In October, Trump after all performed his danger to forestall a suite of necessary bills to insurance coverage corporations. By that point, a number of insurers had already left the marketplace, in no small section as a result of they feared this sort of transfer used to be coming. Those that remained jacked up their premiums. But in maximum states they did so in some way that shielded some or all in their shoppers ― and, for plenty of difficult causes, it signifies that lower-income customers are in fact getting much more help than they’d have differently.
It’s an inept answer that hasn’t labored for everyone. The collection of upper-middle-class customers going through prime, once in a while unaffordable premiums goes up. And it used to be already beautiful prime, for causes that experience as a lot to do with this system’s design as the rest the Trump management did.
But individuals who make rather less cash, and thus qualify for the legislation’s monetary help, are in most cases getting a greater deal this yr. Either they may be able to spend the similar sum of money and get a greater plan, or they may be able to stay the similar plan and simply spend much less on it.
Online agents, like HealthSherpa, have spotted a shift ― with reasonable decrease premiums coming down and passion in “gold” plans, the extra beneficiant selection to standard “silver” plans, ticking up. And even supposing its pattern isn’t essentially consultant of the entire, officers at Covered California, that state’s market, reported ultimate week they’re seeing the similar two tendencies amongst their customers.
Strange as it will sound, the entire turmoil could also be serving to too ― or, a minimum of, having extra of a blended impact than everyone used to be anticipating as not too long ago as ultimate month. At every other open enrollment on Wednesday, subsidized by means of the Health Council of South Florida and held in northwest Miami, Jesse Miro, probably the most Health Council’s navigators, instructed HuffPost that confusion over information stories could also be prompting extra other folks to invite questions ― and, in the end, to take a look at their protection choices on-line, the place they’re finding the deep reductions.
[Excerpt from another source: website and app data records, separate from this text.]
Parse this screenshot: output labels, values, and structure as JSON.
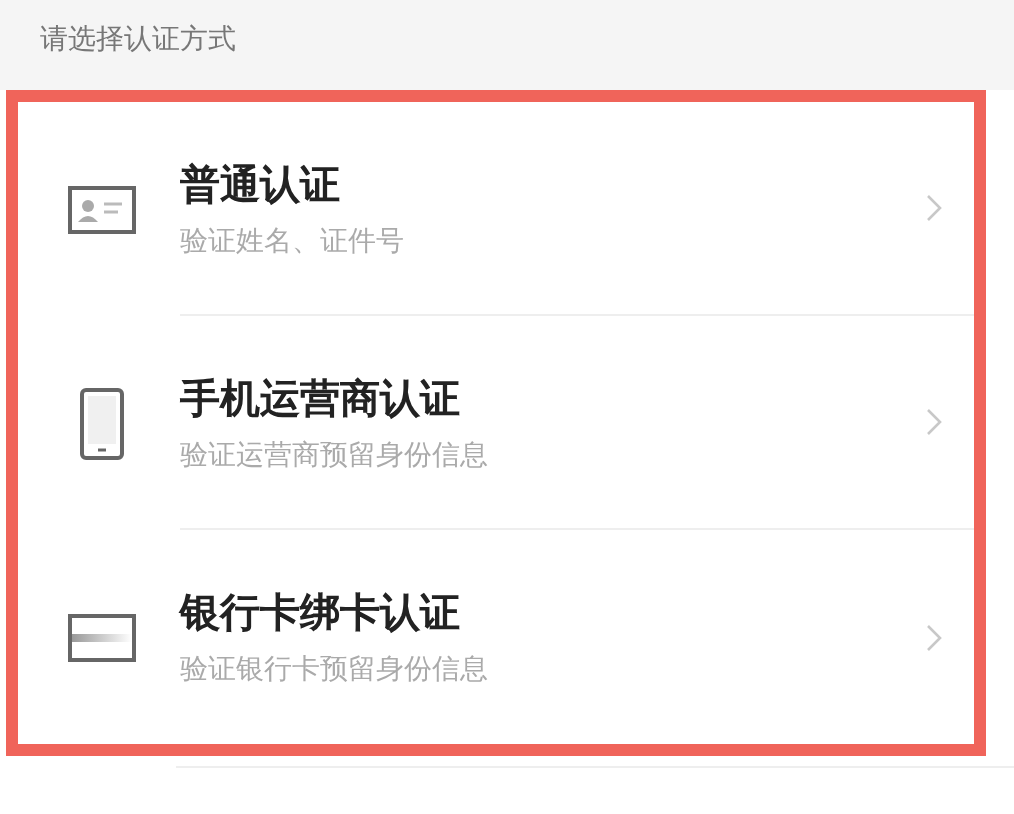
{
  "section_title": "请选择认证方式",
  "methods": [
    {
      "kind": "id-card",
      "title": "普通认证",
      "subtitle": "验证姓名、证件号"
    },
    {
      "kind": "phone",
      "title": "手机运营商认证",
      "subtitle": "验证运营商预留身份信息"
    },
    {
      "kind": "bank-card",
      "title": "银行卡绑卡认证",
      "subtitle": "验证银行卡预留身份信息"
    }
  ]
}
Like Ray, Miro mentioned he’s heard of other folks shedding protection as a result of they idea this system had ended. But now he’s questioning if the chance of repeal is having the other impact on a minimum of some customers ― prodding them to enroll, or a minimum of examine their choices, as a result of they suspect that when they’ve some insurance coverage it’ll be more uncomplicated to carry onto it. “Some seem to think that if they get in now, they’ll get locked in ― end up grandfathered somehow.”
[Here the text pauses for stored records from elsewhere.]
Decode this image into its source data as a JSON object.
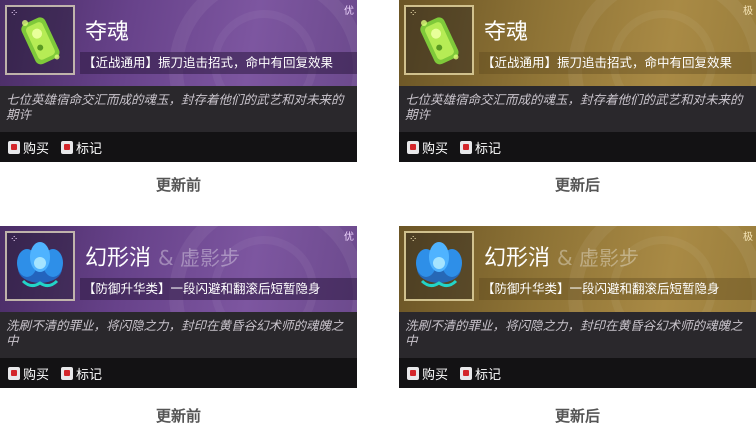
{
  "cards": [
    {
      "title": "夺魂",
      "subtitle": "",
      "badge": "⁘",
      "rarity": "优",
      "effect": "【近战通用】振刀追击招式，命中有回复效果",
      "description": "七位英雄宿命交汇而成的魂玉，封存着他们的武艺和对未来的期许",
      "buy": "购买",
      "mark": "标记",
      "caption": "更新前",
      "theme": "purple"
    },
    {
      "title": "夺魂",
      "subtitle": "",
      "badge": "⁘",
      "rarity": "极",
      "effect": "【近战通用】振刀追击招式，命中有回复效果",
      "description": "七位英雄宿命交汇而成的魂玉，封存着他们的武艺和对未来的期许",
      "buy": "购买",
      "mark": "标记",
      "caption": "更新后",
      "theme": "gold"
    },
    {
      "title": "幻形消",
      "subtitle": "& 虚影步",
      "badge": "⁘",
      "rarity": "优",
      "effect": "【防御升华类】一段闪避和翻滚后短暂隐身",
      "description": "洗刷不清的罪业，将闪隐之力，封印在黄昏谷幻术师的魂魄之中",
      "buy": "购买",
      "mark": "标记",
      "caption": "更新前",
      "theme": "purple"
    },
    {
      "title": "幻形消",
      "subtitle": "& 虚影步",
      "badge": "⁘",
      "rarity": "极",
      "effect": "【防御升华类】一段闪避和翻滚后短暂隐身",
      "description": "洗刷不清的罪业，将闪隐之力，封印在黄昏谷幻术师的魂魄之中",
      "buy": "购买",
      "mark": "标记",
      "caption": "更新后",
      "theme": "gold"
    }
  ],
  "icons": {
    "item_0": "green-jade-icon",
    "item_1": "blue-lotus-icon",
    "buy": "buy-icon",
    "mark": "mark-icon"
  }
}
Still, the individuals who paintings in outreach say that, with much less exposure and not more investment from Washington, they are going to have much less capability to lend a hand people who find themselves toughest to succeed in, or whose instances are probably the most difficult.
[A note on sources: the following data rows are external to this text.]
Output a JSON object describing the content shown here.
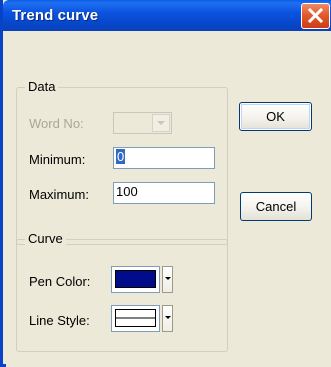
{
  "window": {
    "title": "Trend curve"
  },
  "data_group": {
    "title": "Data",
    "word_no_label": "Word No:",
    "word_no_value": "",
    "minimum_label": "Minimum:",
    "minimum_value": "0",
    "maximum_label": "Maximum:",
    "maximum_value": "100"
  },
  "curve_group": {
    "title": "Curve",
    "pen_color_label": "Pen Color:",
    "pen_color": "#000c8a",
    "line_style_label": "Line Style:",
    "line_style_color": "#ffffff"
  },
  "buttons": {
    "ok": "OK",
    "cancel": "Cancel"
  },
  "icons": {
    "close": "close-icon",
    "dropdown": "chevron-down-icon"
  },
  "colors": {
    "titlebar": "#0a4fd8",
    "dialog_bg": "#ece9d8",
    "close_button": "#e35a2f",
    "disabled_text": "#a8a797"
  }
}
“I have a woman, she and her kids were all uninsured ― one college aged, one high school, she’s a waitress in a restaurant,” Ray mentioned on Wednesday, describing a circle of relatives with a specifically complicated revenue state of affairs. “We enrolled them yesterday, for first time in years. All she could talk about is scheduling her first appointment for a checkup. She was ecstatic. But analyzing health insurance for her was very involved.”